#### EXTRACTED INFORMATION

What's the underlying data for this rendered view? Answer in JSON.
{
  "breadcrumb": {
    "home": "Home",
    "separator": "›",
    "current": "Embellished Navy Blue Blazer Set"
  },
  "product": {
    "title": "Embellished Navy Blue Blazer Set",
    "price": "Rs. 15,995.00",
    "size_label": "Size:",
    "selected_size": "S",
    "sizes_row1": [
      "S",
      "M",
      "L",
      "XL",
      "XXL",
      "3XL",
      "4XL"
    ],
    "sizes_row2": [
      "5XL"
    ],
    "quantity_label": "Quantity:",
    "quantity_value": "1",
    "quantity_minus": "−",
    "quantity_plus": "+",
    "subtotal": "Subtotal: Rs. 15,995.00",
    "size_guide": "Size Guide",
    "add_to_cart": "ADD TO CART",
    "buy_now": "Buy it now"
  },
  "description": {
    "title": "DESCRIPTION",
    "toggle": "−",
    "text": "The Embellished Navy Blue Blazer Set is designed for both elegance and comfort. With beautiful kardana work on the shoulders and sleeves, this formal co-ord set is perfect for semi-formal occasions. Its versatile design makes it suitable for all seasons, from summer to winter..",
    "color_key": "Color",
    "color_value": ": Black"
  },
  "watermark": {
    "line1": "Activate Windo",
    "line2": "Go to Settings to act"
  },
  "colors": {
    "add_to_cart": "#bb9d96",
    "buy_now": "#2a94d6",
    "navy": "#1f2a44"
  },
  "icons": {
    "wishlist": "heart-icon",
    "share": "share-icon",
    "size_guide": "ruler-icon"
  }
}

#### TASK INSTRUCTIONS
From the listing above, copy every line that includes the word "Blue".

#### YOUR RESPONSE
    "current": "Embellished Navy Blue Blazer Set"
    "title": "Embellished Navy Blue Blazer Set",
    "text": "The Embellished Navy Blue Blazer Set is designed for both elegance and comfort. With beautiful kardana work on the shoulders and sleeves, this formal co-ord set is perfect for semi-formal occasions. Its versatile design makes it suitable for all seasons, from summer to winter..",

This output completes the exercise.